When a book develops brown or reddish spots on its pages, it is called foxing. These spots are typically the result of exposure to mold, mildew, insects, water, or chemicals. Foxing can affect a book’s cover and pages and may vary in severity.
The presence of foxing can impact the value of a book. Minor foxing that does not hinder readability may have minimal effect on value. However, severe foxing can render a book unsellable.
There are various methods available to remove foxing from books. Placing the book with a slice of bread in a plastic bag helps absorb moisture and fade the spots. Another technique involves using a solution composed of one part vinegar to three parts water to eliminate mold and mildew.
Cosmetic foxing poses no harm to books and can be easily cleaned off using a soft cloth. Structural foxing, however, penetrates the paper fibers and leads to brittleness and yellowing of pages. This damage is more challenging to address and may result in further deterioration.
Prevention is vital in avoiding foxing on books.
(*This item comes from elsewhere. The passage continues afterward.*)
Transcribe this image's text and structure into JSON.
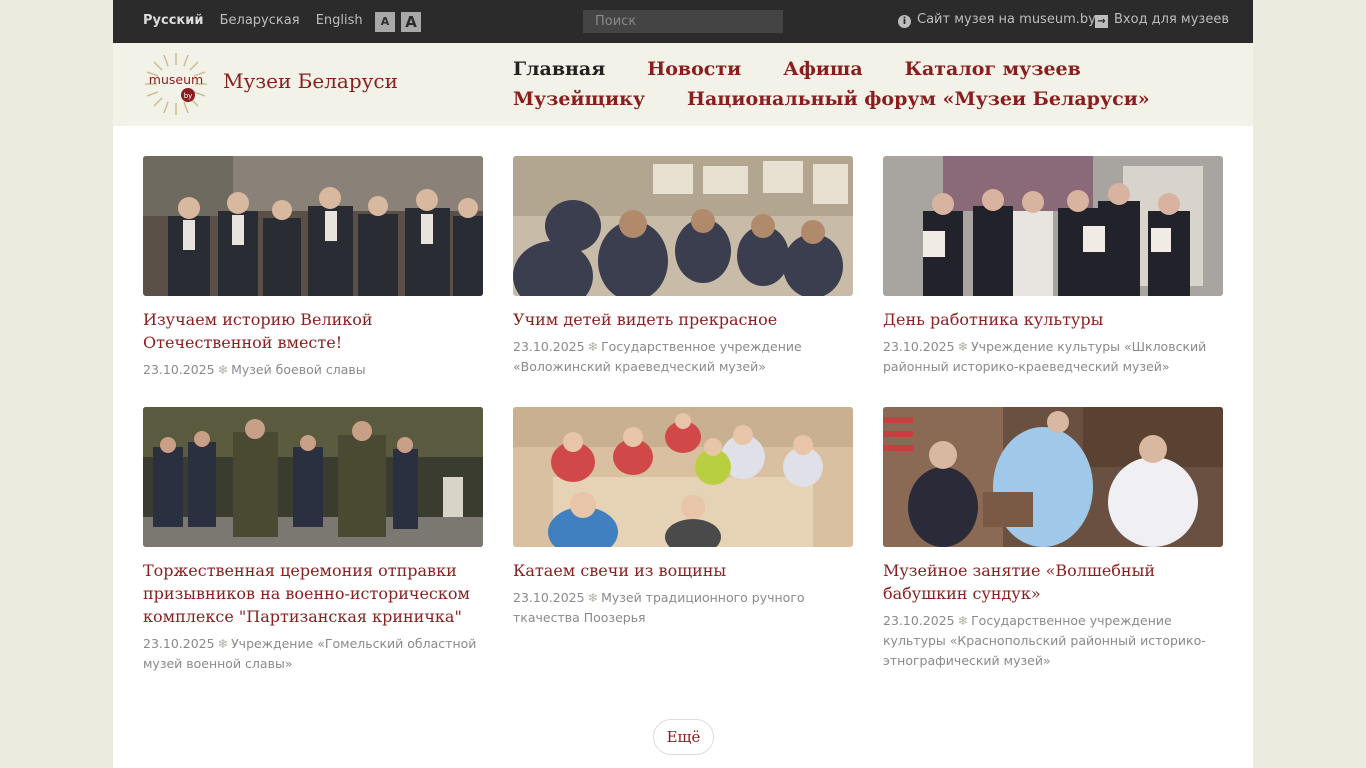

Storing them in cool, dry environments reduces the risk of mold growth caused by excessive humidity or accumulation of dirt due to extreme dryness.
For cleaning purposes, it is recommended to use gentle cleaning solutions along with soft cloths. Water and soap should be avoided as they can cause additional damage. In cases where severe foxing persists, consulting a professional conservator might be necessary.